What does security mean to you?
I've been thinking a lot about that question in the last few days as I responded to Hurricane Katrina.
When I had last spoken with my parents, they were staying in their home on the beach in Pass Christian, Miss., a town between Gulfport and New Orleans. That was Sunday afternoon, before Katrina reached land.
On Tuesday morning, after working all night to put together finishing touches on security industry stories that you see on our site, I loaded up my truck with emergency response and survival equipment from my garage and set off for the Mississippi Gulf Coast, leaving Atlanta. I had still not heard from my parents, and the early reports I saw painted a grim, grim picture.
Eleven hours and countless detours later, I had been redirected away from quickly established military checkpoints and police roadblocks. Having grown up on the Coast, I was able to take the backroads that hadn't been closed by police and where the local farmers had taken out their chainsaws and cleared a somewhat usable path down rural roads. I reached the house after getting lost on roads I grew up on. With the signs gone and many landmarks destroyed, I felt at times that I was in a land I'd never seen before.
Ten miles from the coast, I stopped in at the West Harrison County Volunteer Fire Station. Even with my GPS unit I was still lost. The roads that were passable weren't the ones the mapping program knew. Inside the station, which had been partly ripped apart from the winds, I found a young family holed away. The father, a firefighter at the station, clued me in to which road I was on -- it was one I had driven hundreds of times on my way to our family farm, and I didn't recognize it. When I told him where I would be looking for my parents, he was silenced and looked like he was holding back. "It's real bad," was all he could say.
A half-hour and many more detours later, it was 10 p.m., and I was driving down roads, dodging powerlines and downed trees. I had the radio off and my window down and except for the occasional site of a police officer in his cruiser, the area was eerily quiet. I eased my way through deep water covering roads, rolled tentatively across low bridges that were structurally marginal even before the storm. Gazing out of my window at the damage, I was muted by the destruction of everything I saw.

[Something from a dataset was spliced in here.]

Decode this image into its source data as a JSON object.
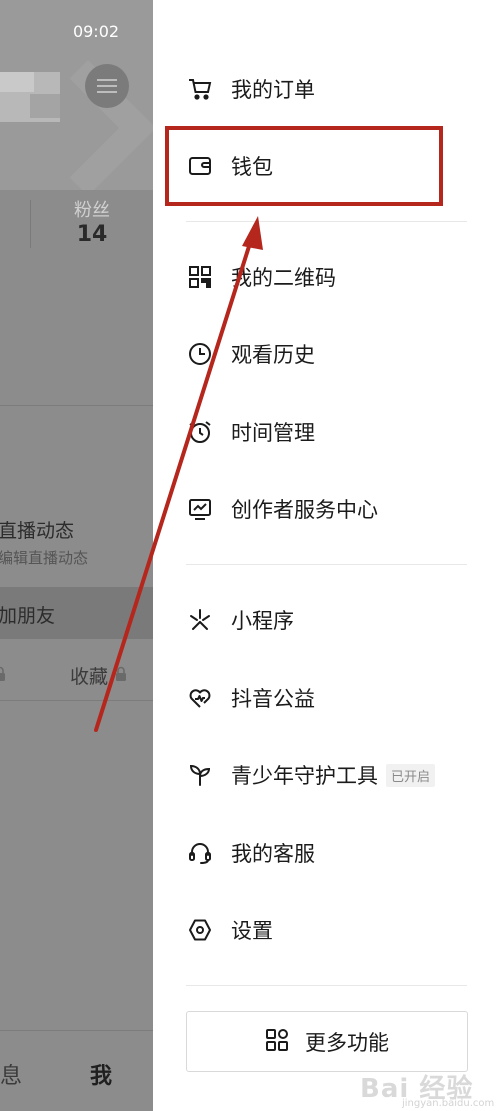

In the quiet of this dismal night, I passed the noise of a generator at the Pass Christian Fire Department Station and drove two more blocks to the gravel driveway that led forward to my parents house. I pulled on my boots and grabbed a heavy-duty Mag Lite and started trudging through the mud toward the house. The smell of decay and free flowing natural gas from ruptured lines overwhelmed my senses. As I climbed out of a pile of downed trees, I started to see my parents' belongings.
When I saw major parts of their house under my feet, my heart dropped. I walked forward, stepping over the stuff of their memories and following the light provided by my flashlight, coming upon a random car left under a tree in my family's backyard. My family's own cars were half-pushed through walls of the garage and had come to rest up against beams. Fifty feet further and I was nearing the house, which was tilted, cracked and had gaping chunks missing from it.
I said an instant prayer that I would not be finding my mother or father's bodies and then I pushed toward the uprooted, scrambled structure of a home that had survived since just after the Civil War. I stepped up into what was left of home's side entrance over a pile of rubble and stood there in the most amazing sight -- my father had written on the wall: "Steve and Helen Kohl are OK - 8/29/05". I shouted their names but heard no response and moved around to the front of the house where a hundred year old magnolia tree had crashed down. I stood where the porch had been and looked inside the shell of the house, now 15 feet from its former foundations. With no word from my shouts, I knew they were not inside. It was then that I turned around and looked out at the Gulf of Mexico, which lapped in a deceptively peaceful manner against the beach in front of the house.